For those unfamiliar with the legal landscape, the question concerning gambling is a debate between games of “skill” and games of “chance”. If something is a game of skill, then in all likelihood, you could legally gamble playing it. If something is a game of “chance”, well, then you’re just “gambling”. Makes sense so far. Except that this definition is out of touch with reality. The fact is lotteries are probably the best example of games of chance, yet they are legal in pretty much the whole country. But let’s get back to Poker. The ruling by the federal judge, by itself, is nothing earth-shattering. I think we can all agree that intuitively, Poker feels like a game of skill rather than chance. If you put 2 professional poker sharks on a table with 8 ordinary Joes, and let them go at it for a 1000 rounds of poker (same rules applying to all), I’d be willing to bet that the 2 sharks collectively will win at least half of those rounds. So its 20% participants bagging 50% of the spoils. This kind of a result should be conclusive enough to prove that it’s more of a game of skill than chance.

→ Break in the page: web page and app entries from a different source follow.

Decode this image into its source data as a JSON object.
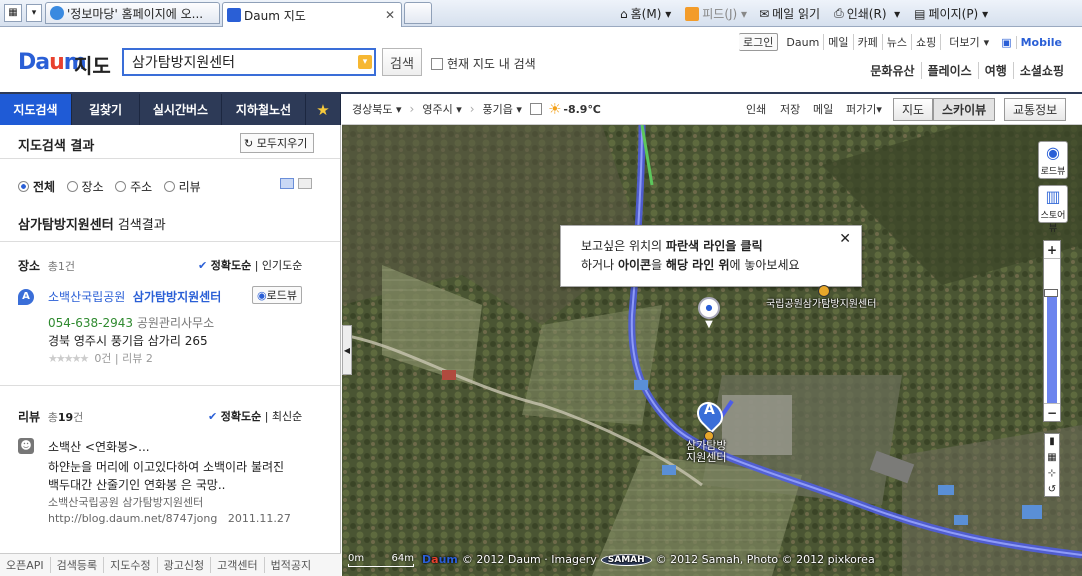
{
  "browser": {
    "tabs": [
      {
        "label": "'정보마당' 홈페이지에 오..."
      },
      {
        "label": "Daum 지도"
      }
    ],
    "toolbar": {
      "home": "홈(M)",
      "feeds": "피드(J)",
      "mail": "메일 읽기",
      "print": "인쇄(R)",
      "page": "페이지(P)"
    }
  },
  "header": {
    "logo": {
      "d": "D",
      "a": "a",
      "u": "u",
      "m": "m"
    },
    "title": "지도",
    "search": {
      "value": "삼가탐방지원센터",
      "button": "검색"
    },
    "current_map_search": "현재 지도 내 검색",
    "topnav": [
      "로그인",
      "Daum",
      "메일",
      "카페",
      "뉴스",
      "쇼핑",
      "더보기"
    ],
    "mobile": "Mobile",
    "subnav": [
      "문화유산",
      "플레이스",
      "여행",
      "소셜쇼핑"
    ]
  },
  "left": {
    "tabs": [
      "지도검색",
      "길찾기",
      "실시간버스",
      "지하철노선"
    ],
    "result_title": "지도검색 결과",
    "clear_all": "모두지우기",
    "filters": [
      "전체",
      "장소",
      "주소",
      "리뷰"
    ],
    "query_heading": {
      "query": "삼가탐방지원센터",
      "suffix": " 검색결과"
    },
    "places": {
      "label": "장소",
      "count_prefix": "총",
      "count": "1",
      "count_suffix": "건",
      "sort_accuracy": "정확도순",
      "sort_popular": "인기도순",
      "item": {
        "marker": "A",
        "prefix": "소백산국립공원",
        "name": "삼가탐방지원센터",
        "roadview": "로드뷰",
        "phone": "054-638-2943",
        "org": "공원관리사무소",
        "address": "경북 영주시 풍기읍 삼가리 265",
        "rating": "0건",
        "review": "리뷰 2"
      }
    },
    "reviews": {
      "label": "리뷰",
      "count_prefix": "총",
      "count": "19",
      "count_suffix": "건",
      "sort_accuracy": "정확도순",
      "sort_latest": "최신순",
      "item": {
        "title": "소백산 <연화봉>...",
        "line1": "하얀눈을 머리에 이고있다하여 소백이라 불려진",
        "line2": "백두대간 산줄기인 연화봉 은 국망..",
        "source": "소백산국립공원 삼가탐방지원센터",
        "url": "http://blog.daum.net/8747jong",
        "date": "2011.11.27"
      }
    },
    "footer": [
      "오픈API",
      "검색등록",
      "지도수정",
      "광고신청",
      "고객센터",
      "법적공지"
    ]
  },
  "map": {
    "breadcrumb": [
      "경상북도",
      "영주시",
      "풍기읍"
    ],
    "weather": "-8.9℃",
    "tools": [
      "인쇄",
      "저장",
      "메일",
      "퍼가기"
    ],
    "view_map": "지도",
    "view_sky": "스카이뷰",
    "traffic": "교통정보",
    "roadview_btn": "로드뷰",
    "storeview_btn": "스토어뷰",
    "bubble": {
      "l1a": "보고싶은 위치의 ",
      "l1b": "파란색 라인",
      "l1c": "을 클릭",
      "l2a": "하거나 ",
      "l2b": "아이콘",
      "l2c": "을 ",
      "l2d": "해당 라인 위",
      "l2e": "에 놓아보세요"
    },
    "poi_label": "국립공원삼가탐방지원센터",
    "marker": "A",
    "marker_label1": "삼가탐방",
    "marker_label2": "지원센터",
    "scale_0": "0m",
    "scale_64": "64m",
    "copyright": "© 2012 Daum · Imagery",
    "samah": "SAMAH",
    "copyright2": "© 2012 Samah, Photo © 2012 pixkorea"
  }
}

Nobody is denying the presence of a smaller element of chance, because none of the players can know what table cards are going to turn over. The skill part is analyzing the hundreds of combinations and possibilities of cards in the opponents hands after the table cards are turned over. And of course, there is the incalculable human element of emotion (or the lack thereof), the poker-face, the bluffs and many other characteristics that make Poker a game of skill.
The spectrum spanning the skill to chance range is wide. On the skill end, you have games like Chess, which are purely skill. Every possible move, can in theory, be calculated and analyzed. You could organize a chess tournament for money anywhere in America, and you’ll definitely win the case whether it’s a game of skill or chance. The proof is IBM’s Deep Blue – the supercomputer that beat grandmaster Gary Kasparov hands down. On the other end of the spectrum, you have lotteries and slot machines, which are clearly games of chance. Poker, Bridge or Golf fall in between – they are more games of skill rather than chance. Sports betting on the other hand, is more of a game of chance. Sure, you might be knowledgeable about how one team stacks up against another, but on any given day, even the best and the brightest can be humbled. Unsurprisingly, they are classified as a game of chance.
So the question is – where does the stock market fall ? And consequently, what should its legal status be ? If you know what you’re doing, it could be a game of skill. But on the other hand, if you don’t know what’s going on, you will get burnt. Is it like Poker (tilted towards skill) or is it more like sports-betting (tilted towards “chance”). And is it operating under the appropriate regulatory environment ? As it stands right now, its allowed to operate at the level of Chess. As a philosophical issue, I’ve always found this question fascinating – would love to hear opinions and comments.